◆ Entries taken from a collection
>>>>

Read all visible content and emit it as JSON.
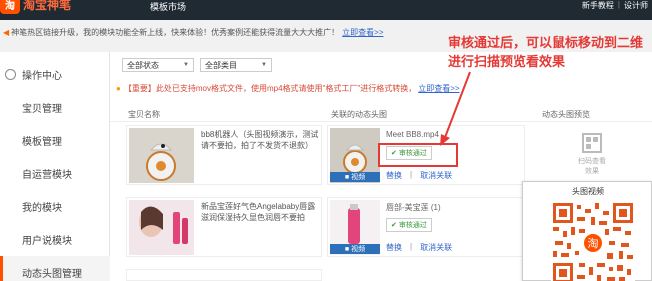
{
  "topbar": {
    "logo_text": "淘宝神笔",
    "nav": "模板市场",
    "right_links": [
      "新手教程",
      "设计师"
    ]
  },
  "notice": {
    "text": "神笔热区链接升级，我的模块功能全新上线，快来体验！优秀案例还能获得流量大大大推广！",
    "link": "立即查看>>"
  },
  "sidebar": {
    "items": [
      {
        "label": "操作中心"
      },
      {
        "label": "宝贝管理"
      },
      {
        "label": "模板管理"
      },
      {
        "label": "自运营模块"
      },
      {
        "label": "我的模块"
      },
      {
        "label": "用户说模块"
      },
      {
        "label": "动态头图管理"
      }
    ]
  },
  "filters": {
    "status": "全部状态",
    "category": "全部类目"
  },
  "tip": {
    "text": "【重要】此处已支持mov格式文件，使用mp4格式请使用\"格式工厂\"进行格式转换，",
    "link": "立即查看>>"
  },
  "table": {
    "headers": [
      "宝贝名称",
      "关联的动态头图",
      "动态头图预览"
    ]
  },
  "rows": [
    {
      "desc": "bb8机器人（头图视频演示，测试请不要拍，拍了不发货不退款）",
      "video_name": "Meet BB8.mp4",
      "status": "审核通过",
      "badge": "视频",
      "actions": [
        "替换",
        "取消关联"
      ]
    },
    {
      "desc": "新品宝莲好气色Angelababy唇露 滋润保湿持久显色润唇不要拍",
      "video_name": "唇部-美宝莲 (1)",
      "status": "审核通过",
      "badge": "视频",
      "actions": [
        "替换",
        "取消关联"
      ]
    }
  ],
  "annotation": {
    "line1": "审核通过后，可以鼠标移动到二维",
    "line2": "进行扫描预览看效果"
  },
  "preview": {
    "label": "扫码查看效果",
    "popup_title": "头图视频"
  },
  "colors": {
    "topbar": "#1f2a33",
    "brand": "#ff5000",
    "link": "#3366cc",
    "annotation": "#e53935"
  }
}
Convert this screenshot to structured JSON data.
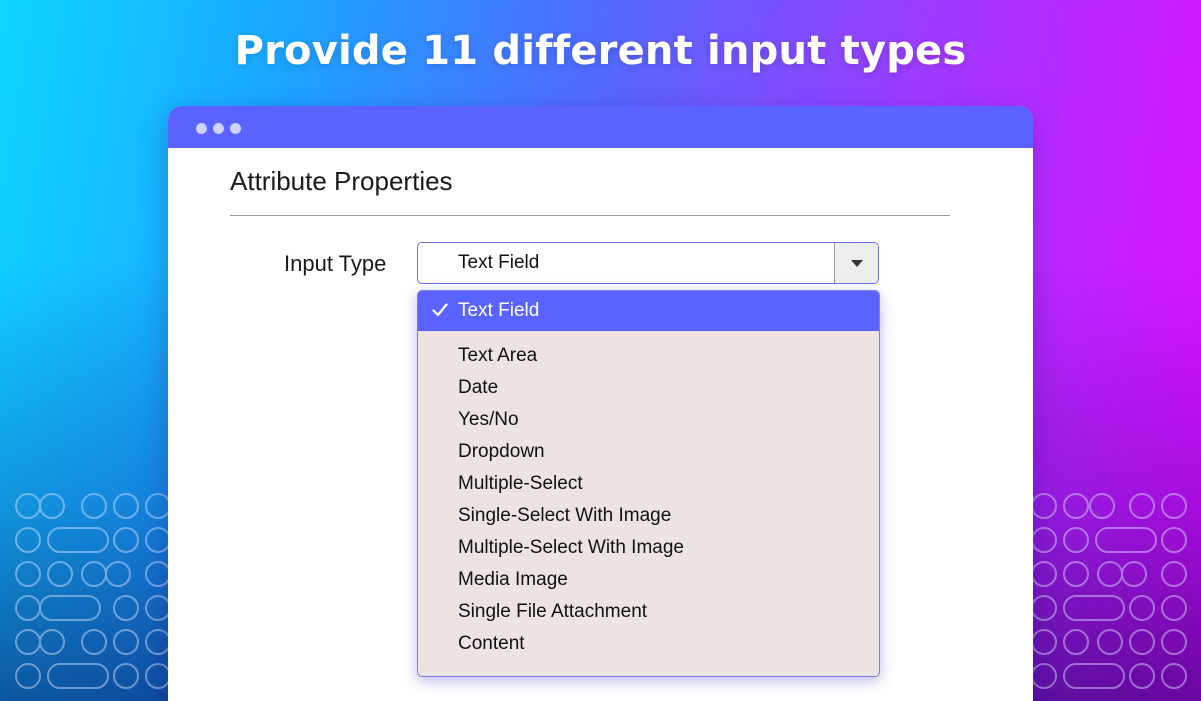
{
  "hero": {
    "title": "Provide 11 different input types"
  },
  "panel": {
    "title": "Attribute Properties"
  },
  "input_type": {
    "label": "Input Type",
    "selected_value": "Text Field",
    "options": [
      "Text Field",
      "Text Area",
      "Date",
      "Yes/No",
      "Dropdown",
      "Multiple-Select",
      "Single-Select With Image",
      "Multiple-Select With Image",
      "Media Image",
      "Single File Attachment",
      "Content"
    ]
  },
  "icons": {
    "window_dots": "window-control-dots",
    "dropdown_arrow": "triangle-down-icon",
    "selected_mark": "checkmark-icon"
  },
  "colors": {
    "accent": "#5a62ff",
    "dropdown_bg": "#ede3e3",
    "text": "#111111"
  }
}
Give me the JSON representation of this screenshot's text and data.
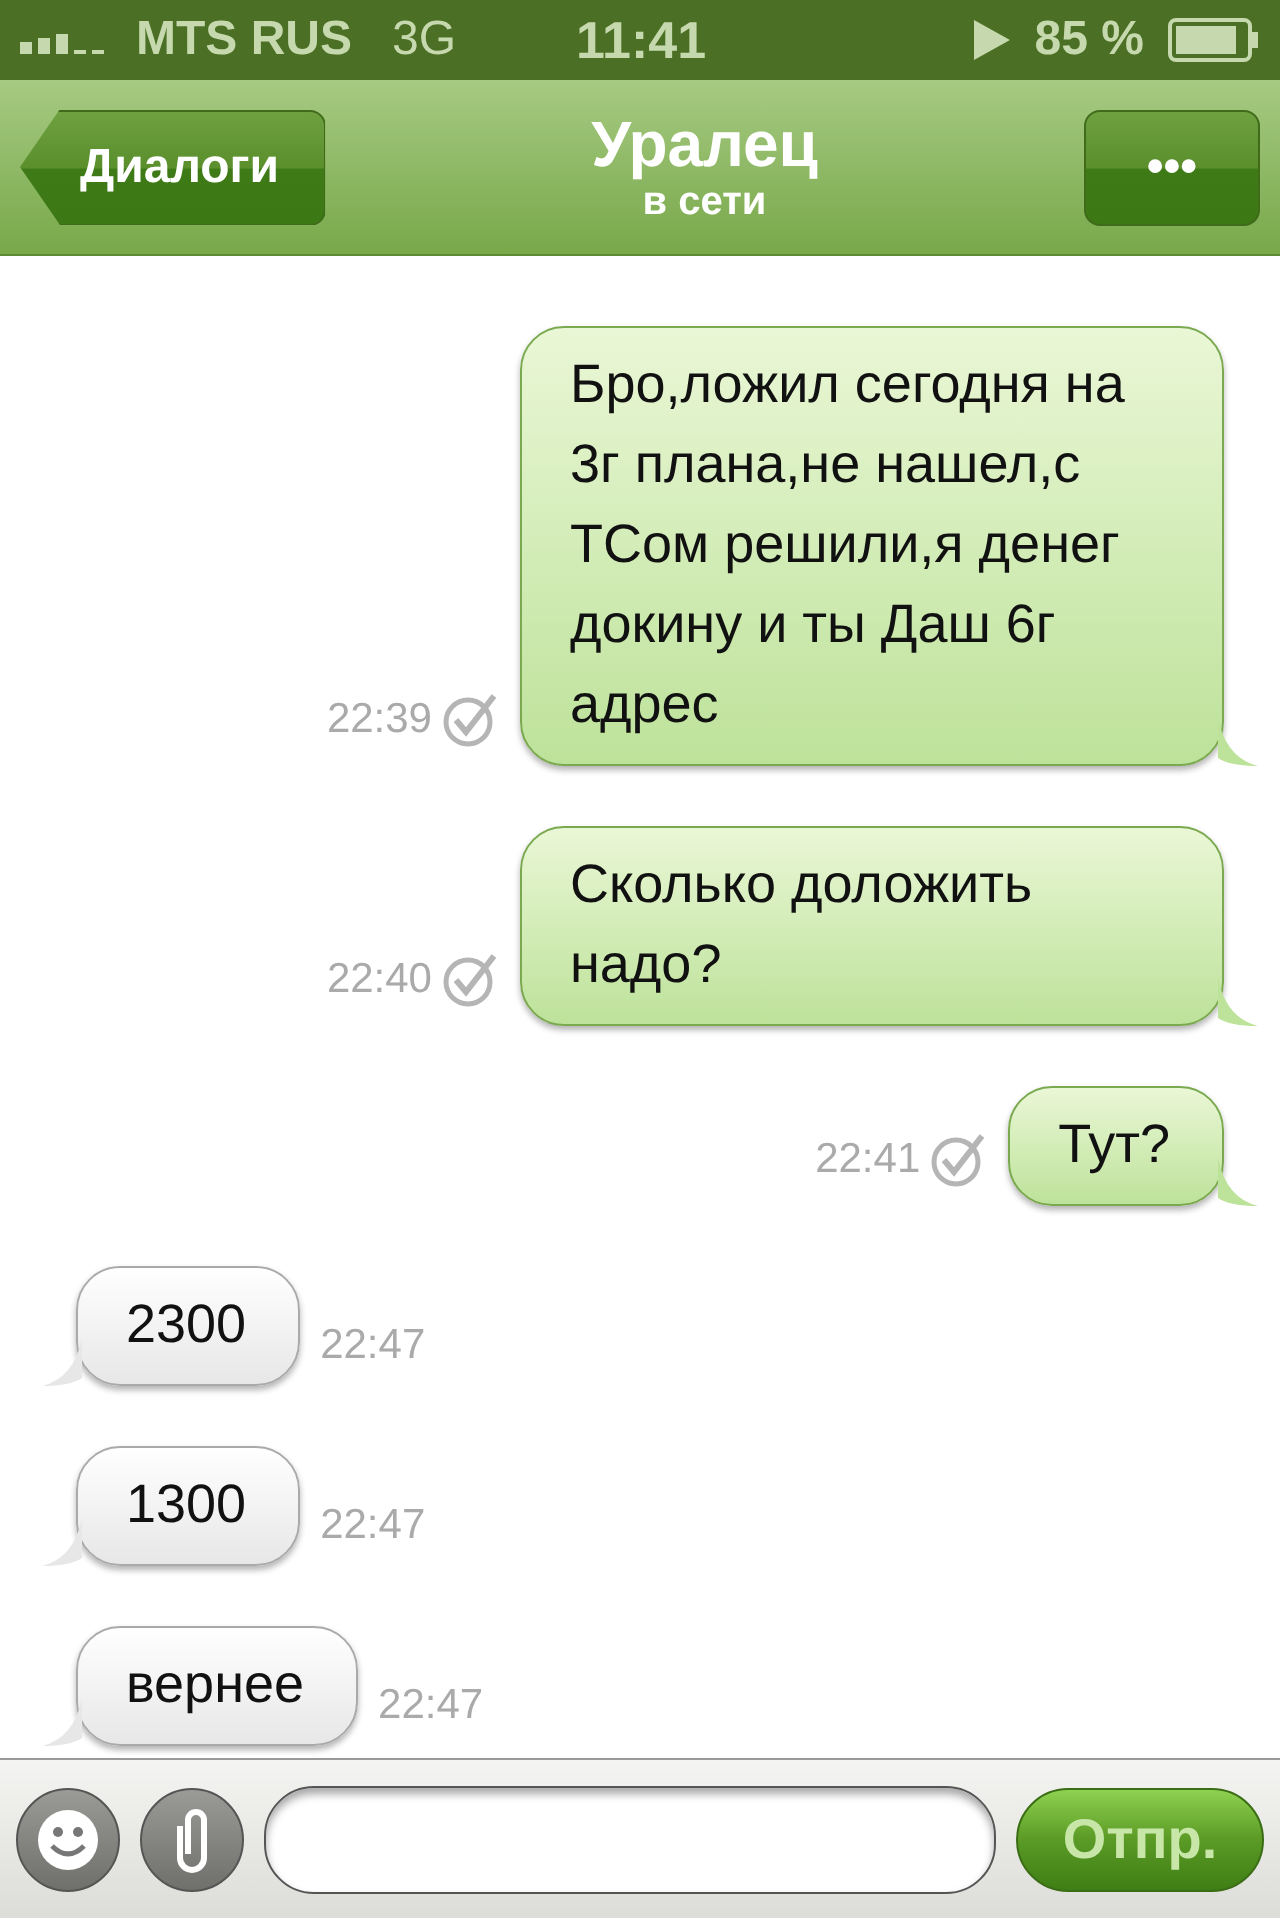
{
  "status_bar": {
    "carrier": "MTS RUS",
    "network": "3G",
    "time": "11:41",
    "battery": "85 %"
  },
  "nav": {
    "back": "Диалоги",
    "title": "Уралец",
    "subtitle": "в сети",
    "menu": "•••"
  },
  "messages": [
    {
      "kind": "outgoing",
      "text": "Бро,ложил сегодня на 3г плана,не нашел,с ТСом решили,я денег докину и ты Даш 6г адрес",
      "time": "22:39"
    },
    {
      "kind": "outgoing",
      "text": "Сколько доложить надо?",
      "time": "22:40"
    },
    {
      "kind": "outgoing",
      "text": "Тут?",
      "time": "22:41"
    },
    {
      "kind": "incoming",
      "text": "2300",
      "time": "22:47"
    },
    {
      "kind": "incoming",
      "text": "1300",
      "time": "22:47"
    },
    {
      "kind": "incoming",
      "text": "вернее",
      "time": "22:47"
    }
  ],
  "composer": {
    "send": "Отпр."
  }
}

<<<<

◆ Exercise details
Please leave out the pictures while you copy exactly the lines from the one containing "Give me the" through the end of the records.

◆ Exercise answer
Give me the JSON representation of this screenshot's text and data.
{
  "status_bar": {
    "carrier": "MTS RUS",
    "network": "3G",
    "time": "11:41",
    "battery": "85 %"
  },
  "nav": {
    "back": "Диалоги",
    "title": "Уралец",
    "subtitle": "в сети",
    "menu": "•••"
  },
  "messages": [
    {
      "kind": "outgoing",
      "text": "Бро,ложил сегодня на 3г плана,не нашел,с ТСом решили,я денег докину и ты Даш 6г адрес",
      "time": "22:39"
    },
    {
      "kind": "outgoing",
      "text": "Сколько доложить надо?",
      "time": "22:40"
    },
    {
      "kind": "outgoing",
      "text": "Тут?",
      "time": "22:41"
    },
    {
      "kind": "incoming",
      "text": "2300",
      "time": "22:47"
    },
    {
      "kind": "incoming",
      "text": "1300",
      "time": "22:47"
    },
    {
      "kind": "incoming",
      "text": "вернее",
      "time": "22:47"
    }
  ],
  "composer": {
    "send": "Отпр."
  }
}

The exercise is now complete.